What is Financial Adultery?
It can be highly alarming to find out your husband or wife has went outside of your relationship and engaged in an extramarital affair. However, most people are surprised to find out that adultery isn’t the “smoking gun” they think. Unless the adultery is financial adultery or results in the dissipation of marital assets, it’s not necessarily relevant in the eyes of the courts. The overall goal of the court is to unravel you and your spouse’s joint financial life, which will allow you and your previous spouse to start on new financial lives. Continue reading to learn more about financial adultery and why it’s important to consult with an experienced Tallahassee divorce attorney.
Rarely Does Adultery Affect Your Divorce
Even though many people choose to hire a private investigator to prove their spouse is engaged in an affair, Florida divorce courts do not require this type of proof.
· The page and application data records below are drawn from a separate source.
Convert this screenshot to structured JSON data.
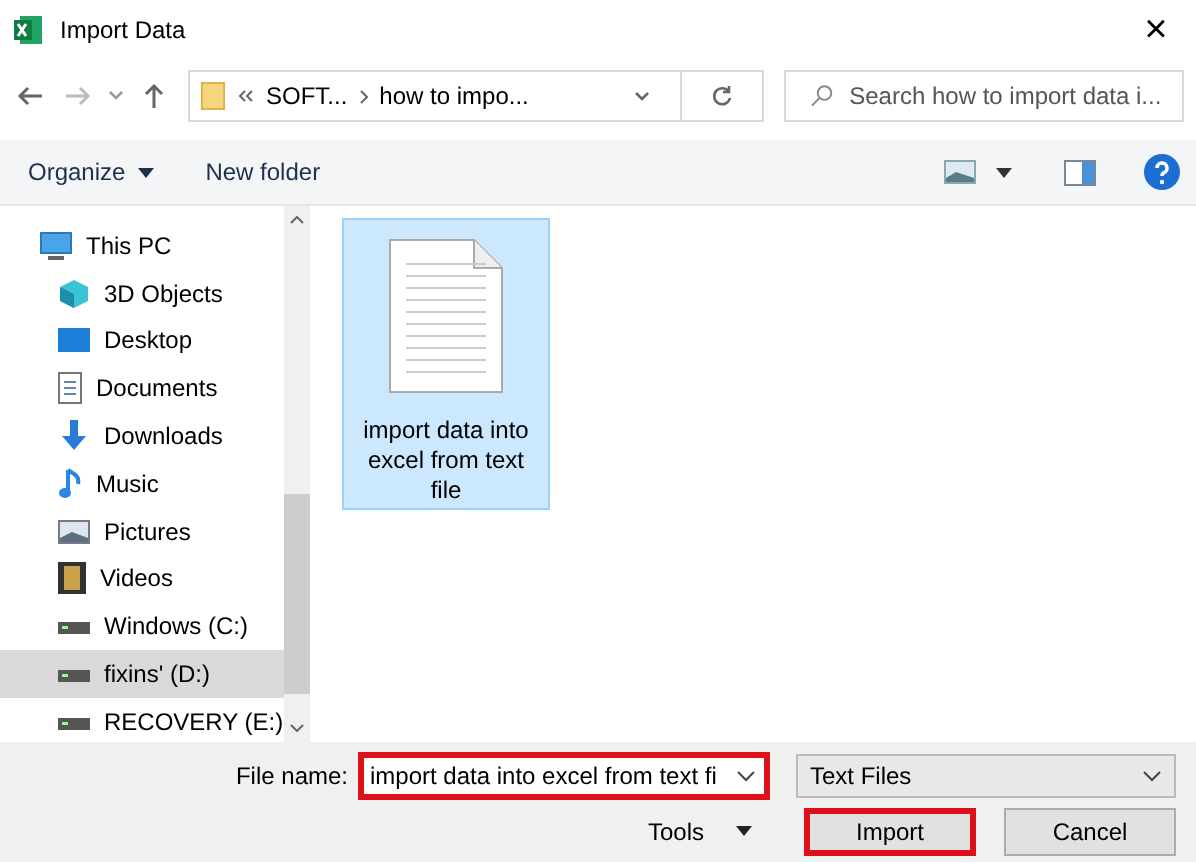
{
  "window": {
    "title": "Import Data",
    "close": "×"
  },
  "address": {
    "crumbs": [
      {
        "label": "SOFT..."
      },
      {
        "label": "how to impo..."
      }
    ]
  },
  "search": {
    "placeholder": "Search how to import data i..."
  },
  "toolbar": {
    "organize": "Organize",
    "new_folder": "New folder"
  },
  "sidebar": {
    "items": [
      {
        "label": "This PC",
        "kind": "computer",
        "selected": false,
        "children": [
          {
            "label": "3D Objects",
            "kind": "cube",
            "selected": false
          },
          {
            "label": "Desktop",
            "kind": "desktop",
            "selected": false
          },
          {
            "label": "Documents",
            "kind": "document",
            "selected": false
          },
          {
            "label": "Downloads",
            "kind": "download",
            "selected": false
          },
          {
            "label": "Music",
            "kind": "music",
            "selected": false
          },
          {
            "label": "Pictures",
            "kind": "picture",
            "selected": false
          },
          {
            "label": "Videos",
            "kind": "video",
            "selected": false
          },
          {
            "label": "Windows (C:)",
            "kind": "drive",
            "selected": false
          },
          {
            "label": "fixins' (D:)",
            "kind": "drive",
            "selected": true
          },
          {
            "label": "RECOVERY (E:)",
            "kind": "drive",
            "selected": false
          }
        ]
      }
    ]
  },
  "files": [
    {
      "name": "import data into excel from text file",
      "selected": true
    }
  ],
  "footer": {
    "file_name_label": "File name:",
    "file_name_value": "import data into excel from text fi",
    "file_name_highlighted": true,
    "file_type": "Text Files",
    "tools": "Tools",
    "import": "Import",
    "import_highlighted": true,
    "cancel": "Cancel"
  }
}
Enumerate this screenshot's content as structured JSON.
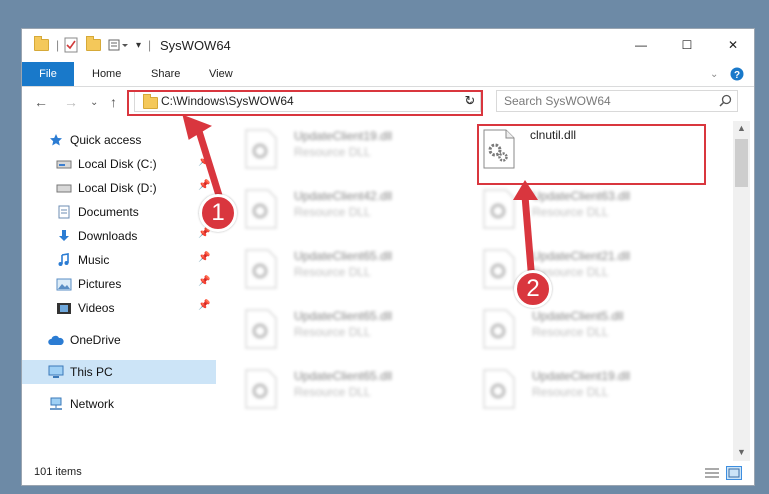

Florida is a “no fault” divorce state, which means the courts do not need proof of adultery to grant the divorce and divide the assets. In other words, the courts have very little to no interest in using either party’s proof of adultery.
Financial Adultery Does Matter
Instead of presenting your Tallahassee divorce attorney with proof of a marital affair, it’s important to pay close attention to the financial paperwork. Although a physical affair doesn’t matter in Florida courts, financial adultery does. Make sure you discuss any of the following matters with your Tallahassee family law or Tallahassee alimony attorney:
- If your spouse spent a boatload or a substantial amount of money on someone without your consent outside of the marriage;
- If your spouse hid money from you;
- If your spouse didn’t disclose all of their income or earnings.
Florida Divorce Statute
- A statute is a written law passed by the state or federal legislature
- However, the Florida Statutes seem to offer a dissenting view to the previous comments. In particular, the statutes contradict the notion that adultery isn’t considered by the courts.
- The Florida Statutes, Sections 61.075 and 61.08 indicate that adultery and other types of marital misconduct do matter in a divorce settlement. In other words, it suggests the “injured” spouse should receive more assets than the “offending” spouse.
- Yet, the courts have indicated through practice that misconduct or marital adultery has to be financial and intentional, either not known or condoned by the injured spouse, and resulted in the consumption of marital assets.
When Does Adultery Matter?
As with any law, there are exceptions. If timesharing and parenting plans are involved in your case, make sure you discuss the adultery in depth with your family law attorney in Tallahassee. For example, if the cheating spouse is unable to spend time or take care with the minor because of the affair, the courts may consider this evidence relevant. Another instance the courts may consider adultery relevant is if the adulterous spouse conducts the affair with the child around or with the child’s knowledge, which could affect the child’s mental health. If adultery is an issue and a minor is involved, make sure to consult with an experienced family law attorney.